Items from an interface collection:
BEGIN

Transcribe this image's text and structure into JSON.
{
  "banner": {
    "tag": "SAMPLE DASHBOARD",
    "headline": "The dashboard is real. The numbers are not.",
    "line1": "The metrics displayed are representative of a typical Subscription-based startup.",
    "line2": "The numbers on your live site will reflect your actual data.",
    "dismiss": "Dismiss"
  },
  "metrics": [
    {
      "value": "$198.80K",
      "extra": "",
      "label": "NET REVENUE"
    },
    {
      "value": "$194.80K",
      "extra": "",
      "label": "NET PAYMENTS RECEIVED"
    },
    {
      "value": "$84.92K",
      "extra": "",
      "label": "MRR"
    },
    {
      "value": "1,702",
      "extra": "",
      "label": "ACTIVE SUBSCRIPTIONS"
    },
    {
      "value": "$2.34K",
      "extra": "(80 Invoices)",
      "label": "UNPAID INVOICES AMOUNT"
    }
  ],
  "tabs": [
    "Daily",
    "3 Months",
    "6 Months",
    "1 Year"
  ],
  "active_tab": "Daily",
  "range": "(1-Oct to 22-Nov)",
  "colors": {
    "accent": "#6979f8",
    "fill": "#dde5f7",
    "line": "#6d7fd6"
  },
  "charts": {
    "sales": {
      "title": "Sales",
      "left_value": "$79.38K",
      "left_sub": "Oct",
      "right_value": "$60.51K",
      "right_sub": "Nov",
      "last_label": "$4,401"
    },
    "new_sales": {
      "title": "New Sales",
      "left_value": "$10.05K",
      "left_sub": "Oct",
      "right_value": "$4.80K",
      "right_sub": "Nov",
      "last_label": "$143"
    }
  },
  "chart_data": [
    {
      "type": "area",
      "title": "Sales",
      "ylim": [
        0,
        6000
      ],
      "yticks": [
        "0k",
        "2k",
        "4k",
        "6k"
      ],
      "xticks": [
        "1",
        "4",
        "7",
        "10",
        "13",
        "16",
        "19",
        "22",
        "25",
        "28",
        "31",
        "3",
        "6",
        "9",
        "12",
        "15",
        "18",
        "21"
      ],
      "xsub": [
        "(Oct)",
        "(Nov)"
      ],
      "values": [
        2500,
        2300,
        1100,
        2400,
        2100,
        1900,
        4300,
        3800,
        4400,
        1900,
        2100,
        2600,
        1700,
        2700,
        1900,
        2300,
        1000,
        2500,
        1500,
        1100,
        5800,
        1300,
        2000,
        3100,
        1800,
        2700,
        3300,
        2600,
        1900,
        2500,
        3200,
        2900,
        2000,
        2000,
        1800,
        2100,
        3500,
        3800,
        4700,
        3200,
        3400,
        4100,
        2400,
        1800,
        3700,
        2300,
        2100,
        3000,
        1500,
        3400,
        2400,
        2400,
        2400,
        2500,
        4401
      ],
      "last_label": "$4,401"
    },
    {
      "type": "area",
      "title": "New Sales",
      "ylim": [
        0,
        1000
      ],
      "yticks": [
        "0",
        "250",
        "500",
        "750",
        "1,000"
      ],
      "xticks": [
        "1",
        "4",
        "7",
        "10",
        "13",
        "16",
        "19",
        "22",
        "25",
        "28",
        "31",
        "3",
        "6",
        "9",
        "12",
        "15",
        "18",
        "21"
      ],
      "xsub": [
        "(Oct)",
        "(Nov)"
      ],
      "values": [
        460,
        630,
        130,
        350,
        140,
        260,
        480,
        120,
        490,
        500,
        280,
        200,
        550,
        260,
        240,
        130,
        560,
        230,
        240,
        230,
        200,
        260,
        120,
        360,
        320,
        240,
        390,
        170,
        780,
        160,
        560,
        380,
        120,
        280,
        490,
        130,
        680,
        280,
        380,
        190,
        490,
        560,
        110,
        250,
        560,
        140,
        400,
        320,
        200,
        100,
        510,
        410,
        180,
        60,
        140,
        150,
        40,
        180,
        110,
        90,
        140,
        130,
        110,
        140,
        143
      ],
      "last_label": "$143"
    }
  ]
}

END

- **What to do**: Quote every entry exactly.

- **Reply**:
Transcribe this image's text and structure into JSON.
{
  "banner": {
    "tag": "SAMPLE DASHBOARD",
    "headline": "The dashboard is real. The numbers are not.",
    "line1": "The metrics displayed are representative of a typical Subscription-based startup.",
    "line2": "The numbers on your live site will reflect your actual data.",
    "dismiss": "Dismiss"
  },
  "metrics": [
    {
      "value": "$198.80K",
      "extra": "",
      "label": "NET REVENUE"
    },
    {
      "value": "$194.80K",
      "extra": "",
      "label": "NET PAYMENTS RECEIVED"
    },
    {
      "value": "$84.92K",
      "extra": "",
      "label": "MRR"
    },
    {
      "value": "1,702",
      "extra": "",
      "label": "ACTIVE SUBSCRIPTIONS"
    },
    {
      "value": "$2.34K",
      "extra": "(80 Invoices)",
      "label": "UNPAID INVOICES AMOUNT"
    }
  ],
  "tabs": [
    "Daily",
    "3 Months",
    "6 Months",
    "1 Year"
  ],
  "active_tab": "Daily",
  "range": "(1-Oct to 22-Nov)",
  "colors": {
    "accent": "#6979f8",
    "fill": "#dde5f7",
    "line": "#6d7fd6"
  },
  "charts": {
    "sales": {
      "title": "Sales",
      "left_value": "$79.38K",
      "left_sub": "Oct",
      "right_value": "$60.51K",
      "right_sub": "Nov",
      "last_label": "$4,401"
    },
    "new_sales": {
      "title": "New Sales",
      "left_value": "$10.05K",
      "left_sub": "Oct",
      "right_value": "$4.80K",
      "right_sub": "Nov",
      "last_label": "$143"
    }
  },
  "chart_data": [
    {
      "type": "area",
      "title": "Sales",
      "ylim": [
        0,
        6000
      ],
      "yticks": [
        "0k",
        "2k",
        "4k",
        "6k"
      ],
      "xticks": [
        "1",
        "4",
        "7",
        "10",
        "13",
        "16",
        "19",
        "22",
        "25",
        "28",
        "31",
        "3",
        "6",
        "9",
        "12",
        "15",
        "18",
        "21"
      ],
      "xsub": [
        "(Oct)",
        "(Nov)"
      ],
      "values": [
        2500,
        2300,
        1100,
        2400,
        2100,
        1900,
        4300,
        3800,
        4400,
        1900,
        2100,
        2600,
        1700,
        2700,
        1900,
        2300,
        1000,
        2500,
        1500,
        1100,
        5800,
        1300,
        2000,
        3100,
        1800,
        2700,
        3300,
        2600,
        1900,
        2500,
        3200,
        2900,
        2000,
        2000,
        1800,
        2100,
        3500,
        3800,
        4700,
        3200,
        3400,
        4100,
        2400,
        1800,
        3700,
        2300,
        2100,
        3000,
        1500,
        3400,
        2400,
        2400,
        2400,
        2500,
        4401
      ],
      "last_label": "$4,401"
    },
    {
      "type": "area",
      "title": "New Sales",
      "ylim": [
        0,
        1000
      ],
      "yticks": [
        "0",
        "250",
        "500",
        "750",
        "1,000"
      ],
      "xticks": [
        "1",
        "4",
        "7",
        "10",
        "13",
        "16",
        "19",
        "22",
        "25",
        "28",
        "31",
        "3",
        "6",
        "9",
        "12",
        "15",
        "18",
        "21"
      ],
      "xsub": [
        "(Oct)",
        "(Nov)"
      ],
      "values": [
        460,
        630,
        130,
        350,
        140,
        260,
        480,
        120,
        490,
        500,
        280,
        200,
        550,
        260,
        240,
        130,
        560,
        230,
        240,
        230,
        200,
        260,
        120,
        360,
        320,
        240,
        390,
        170,
        780,
        160,
        560,
        380,
        120,
        280,
        490,
        130,
        680,
        280,
        380,
        190,
        490,
        560,
        110,
        250,
        560,
        140,
        400,
        320,
        200,
        100,
        510,
        410,
        180,
        60,
        140,
        150,
        40,
        180,
        110,
        90,
        140,
        130,
        110,
        140,
        143
      ],
      "last_label": "$143"
    }
  ]
}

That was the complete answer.